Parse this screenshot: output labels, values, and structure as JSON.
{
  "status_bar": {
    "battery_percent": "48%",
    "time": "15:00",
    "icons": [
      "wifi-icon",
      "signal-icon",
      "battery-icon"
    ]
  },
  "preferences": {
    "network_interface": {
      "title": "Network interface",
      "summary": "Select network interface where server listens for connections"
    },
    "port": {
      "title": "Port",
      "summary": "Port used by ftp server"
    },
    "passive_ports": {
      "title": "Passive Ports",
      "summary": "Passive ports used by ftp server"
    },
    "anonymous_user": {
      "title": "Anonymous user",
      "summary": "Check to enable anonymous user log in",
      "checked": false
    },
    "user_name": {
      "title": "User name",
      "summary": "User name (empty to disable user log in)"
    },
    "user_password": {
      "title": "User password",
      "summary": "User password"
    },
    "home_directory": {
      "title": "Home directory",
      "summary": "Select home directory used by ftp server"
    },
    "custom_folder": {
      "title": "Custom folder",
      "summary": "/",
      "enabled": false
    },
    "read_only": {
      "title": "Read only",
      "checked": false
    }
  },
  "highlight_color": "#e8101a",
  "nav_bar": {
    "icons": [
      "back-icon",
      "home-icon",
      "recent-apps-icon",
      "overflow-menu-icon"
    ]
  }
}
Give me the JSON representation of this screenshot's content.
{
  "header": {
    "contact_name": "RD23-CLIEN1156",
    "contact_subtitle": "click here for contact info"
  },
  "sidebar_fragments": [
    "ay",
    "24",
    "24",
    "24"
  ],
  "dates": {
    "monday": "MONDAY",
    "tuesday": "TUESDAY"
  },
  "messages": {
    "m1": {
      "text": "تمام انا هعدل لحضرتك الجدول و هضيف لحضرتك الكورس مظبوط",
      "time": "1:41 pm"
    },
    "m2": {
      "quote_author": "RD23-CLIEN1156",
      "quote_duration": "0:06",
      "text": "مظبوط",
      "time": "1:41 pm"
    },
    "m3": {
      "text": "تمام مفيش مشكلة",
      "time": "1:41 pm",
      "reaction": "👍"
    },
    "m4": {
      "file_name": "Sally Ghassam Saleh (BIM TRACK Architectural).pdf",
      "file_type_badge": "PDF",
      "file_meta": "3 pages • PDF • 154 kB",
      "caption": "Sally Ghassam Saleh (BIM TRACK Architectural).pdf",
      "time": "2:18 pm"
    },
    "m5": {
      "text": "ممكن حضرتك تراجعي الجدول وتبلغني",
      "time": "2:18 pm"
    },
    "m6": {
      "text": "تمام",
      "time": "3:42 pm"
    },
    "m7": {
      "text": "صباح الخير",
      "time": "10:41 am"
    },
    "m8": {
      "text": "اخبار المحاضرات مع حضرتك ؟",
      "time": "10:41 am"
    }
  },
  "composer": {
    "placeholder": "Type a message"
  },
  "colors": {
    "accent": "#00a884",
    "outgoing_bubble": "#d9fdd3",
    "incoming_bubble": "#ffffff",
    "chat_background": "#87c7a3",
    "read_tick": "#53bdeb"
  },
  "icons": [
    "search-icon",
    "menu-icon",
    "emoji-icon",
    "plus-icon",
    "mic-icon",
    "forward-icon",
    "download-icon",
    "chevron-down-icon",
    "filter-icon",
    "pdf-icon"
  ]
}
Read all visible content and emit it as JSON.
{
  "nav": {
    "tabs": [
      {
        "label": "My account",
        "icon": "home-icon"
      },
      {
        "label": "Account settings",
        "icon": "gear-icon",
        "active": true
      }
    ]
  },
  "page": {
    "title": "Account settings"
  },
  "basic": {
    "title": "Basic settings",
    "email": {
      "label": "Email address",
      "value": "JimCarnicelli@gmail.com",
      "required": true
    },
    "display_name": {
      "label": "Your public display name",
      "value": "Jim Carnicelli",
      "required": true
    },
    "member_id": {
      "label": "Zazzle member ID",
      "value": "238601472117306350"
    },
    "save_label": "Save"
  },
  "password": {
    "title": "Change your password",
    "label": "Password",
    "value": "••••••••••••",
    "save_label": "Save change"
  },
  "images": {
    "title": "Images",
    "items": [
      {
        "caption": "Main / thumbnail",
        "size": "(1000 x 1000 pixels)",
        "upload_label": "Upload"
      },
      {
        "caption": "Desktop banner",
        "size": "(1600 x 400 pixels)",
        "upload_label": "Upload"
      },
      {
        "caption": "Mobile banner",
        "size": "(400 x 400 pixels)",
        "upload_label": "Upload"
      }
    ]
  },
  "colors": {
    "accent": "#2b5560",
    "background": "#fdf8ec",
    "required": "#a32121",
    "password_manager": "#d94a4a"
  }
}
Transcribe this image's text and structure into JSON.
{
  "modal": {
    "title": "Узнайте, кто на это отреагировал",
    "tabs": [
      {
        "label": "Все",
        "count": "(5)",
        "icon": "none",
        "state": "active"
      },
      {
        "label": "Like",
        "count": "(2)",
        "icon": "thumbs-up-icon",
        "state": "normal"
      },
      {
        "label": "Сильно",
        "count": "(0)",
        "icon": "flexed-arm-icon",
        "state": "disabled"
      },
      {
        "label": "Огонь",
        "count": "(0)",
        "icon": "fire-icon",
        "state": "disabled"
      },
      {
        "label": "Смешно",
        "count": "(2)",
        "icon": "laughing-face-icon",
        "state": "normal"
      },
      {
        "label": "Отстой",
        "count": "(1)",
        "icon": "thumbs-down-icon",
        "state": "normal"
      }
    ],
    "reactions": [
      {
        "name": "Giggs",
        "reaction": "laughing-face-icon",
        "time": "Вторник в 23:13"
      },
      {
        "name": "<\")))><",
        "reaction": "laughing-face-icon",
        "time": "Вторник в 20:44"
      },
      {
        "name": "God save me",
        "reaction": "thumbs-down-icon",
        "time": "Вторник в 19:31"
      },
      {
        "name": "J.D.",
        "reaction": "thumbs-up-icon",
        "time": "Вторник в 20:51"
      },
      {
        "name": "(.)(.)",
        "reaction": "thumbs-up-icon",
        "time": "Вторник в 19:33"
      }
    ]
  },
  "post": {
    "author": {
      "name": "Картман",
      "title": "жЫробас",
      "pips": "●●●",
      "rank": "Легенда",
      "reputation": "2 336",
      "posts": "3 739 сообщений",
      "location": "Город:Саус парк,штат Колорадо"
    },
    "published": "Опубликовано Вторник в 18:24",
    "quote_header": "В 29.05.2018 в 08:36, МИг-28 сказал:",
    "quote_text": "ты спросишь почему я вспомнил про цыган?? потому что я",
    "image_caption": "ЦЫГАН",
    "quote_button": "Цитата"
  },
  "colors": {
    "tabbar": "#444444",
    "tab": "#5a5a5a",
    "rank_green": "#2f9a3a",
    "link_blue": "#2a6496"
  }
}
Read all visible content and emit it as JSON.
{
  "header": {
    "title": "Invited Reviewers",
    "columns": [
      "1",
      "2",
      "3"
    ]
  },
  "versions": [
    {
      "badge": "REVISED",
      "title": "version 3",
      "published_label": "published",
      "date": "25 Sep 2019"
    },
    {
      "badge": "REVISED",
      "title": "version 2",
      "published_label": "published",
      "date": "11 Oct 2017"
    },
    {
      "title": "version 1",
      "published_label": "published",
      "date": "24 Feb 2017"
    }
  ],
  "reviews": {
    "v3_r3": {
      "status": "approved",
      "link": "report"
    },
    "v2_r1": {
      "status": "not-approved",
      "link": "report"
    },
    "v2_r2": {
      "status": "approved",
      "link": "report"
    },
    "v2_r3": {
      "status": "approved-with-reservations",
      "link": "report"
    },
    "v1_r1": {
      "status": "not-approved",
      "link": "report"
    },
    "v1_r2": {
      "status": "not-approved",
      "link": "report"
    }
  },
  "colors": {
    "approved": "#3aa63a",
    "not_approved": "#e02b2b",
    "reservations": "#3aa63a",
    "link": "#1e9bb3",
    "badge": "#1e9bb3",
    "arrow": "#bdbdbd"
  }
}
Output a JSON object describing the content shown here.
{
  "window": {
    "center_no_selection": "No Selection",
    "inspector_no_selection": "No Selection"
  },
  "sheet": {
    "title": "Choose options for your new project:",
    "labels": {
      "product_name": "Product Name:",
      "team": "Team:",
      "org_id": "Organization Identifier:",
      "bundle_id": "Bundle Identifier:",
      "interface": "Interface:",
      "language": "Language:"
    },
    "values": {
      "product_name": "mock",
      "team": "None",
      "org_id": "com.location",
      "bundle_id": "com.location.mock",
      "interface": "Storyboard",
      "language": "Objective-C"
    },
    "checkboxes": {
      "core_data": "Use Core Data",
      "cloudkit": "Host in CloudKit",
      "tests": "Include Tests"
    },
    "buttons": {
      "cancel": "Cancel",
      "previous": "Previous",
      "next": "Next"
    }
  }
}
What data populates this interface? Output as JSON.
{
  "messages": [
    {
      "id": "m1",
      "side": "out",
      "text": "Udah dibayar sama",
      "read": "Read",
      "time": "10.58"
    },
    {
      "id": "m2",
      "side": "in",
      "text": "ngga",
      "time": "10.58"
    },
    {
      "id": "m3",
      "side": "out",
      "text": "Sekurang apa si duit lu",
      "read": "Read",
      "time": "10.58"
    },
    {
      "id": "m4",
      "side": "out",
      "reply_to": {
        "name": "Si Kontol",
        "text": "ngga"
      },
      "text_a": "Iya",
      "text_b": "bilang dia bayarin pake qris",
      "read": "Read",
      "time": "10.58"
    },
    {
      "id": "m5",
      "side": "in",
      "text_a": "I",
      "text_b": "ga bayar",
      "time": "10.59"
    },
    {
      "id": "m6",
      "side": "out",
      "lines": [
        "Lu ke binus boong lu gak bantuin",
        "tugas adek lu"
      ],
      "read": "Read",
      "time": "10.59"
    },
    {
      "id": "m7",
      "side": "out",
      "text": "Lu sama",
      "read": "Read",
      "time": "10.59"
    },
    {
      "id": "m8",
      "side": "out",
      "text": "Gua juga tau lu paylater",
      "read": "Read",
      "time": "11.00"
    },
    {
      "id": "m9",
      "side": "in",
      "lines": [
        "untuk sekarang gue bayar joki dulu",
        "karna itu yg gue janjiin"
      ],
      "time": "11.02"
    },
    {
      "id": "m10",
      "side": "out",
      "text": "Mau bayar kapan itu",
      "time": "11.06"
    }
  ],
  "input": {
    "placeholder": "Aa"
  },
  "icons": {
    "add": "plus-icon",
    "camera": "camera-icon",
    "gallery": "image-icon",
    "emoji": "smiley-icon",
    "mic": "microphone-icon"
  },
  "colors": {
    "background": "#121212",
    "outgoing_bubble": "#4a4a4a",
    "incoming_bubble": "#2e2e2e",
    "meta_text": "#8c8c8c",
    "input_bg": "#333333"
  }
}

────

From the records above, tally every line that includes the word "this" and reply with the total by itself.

4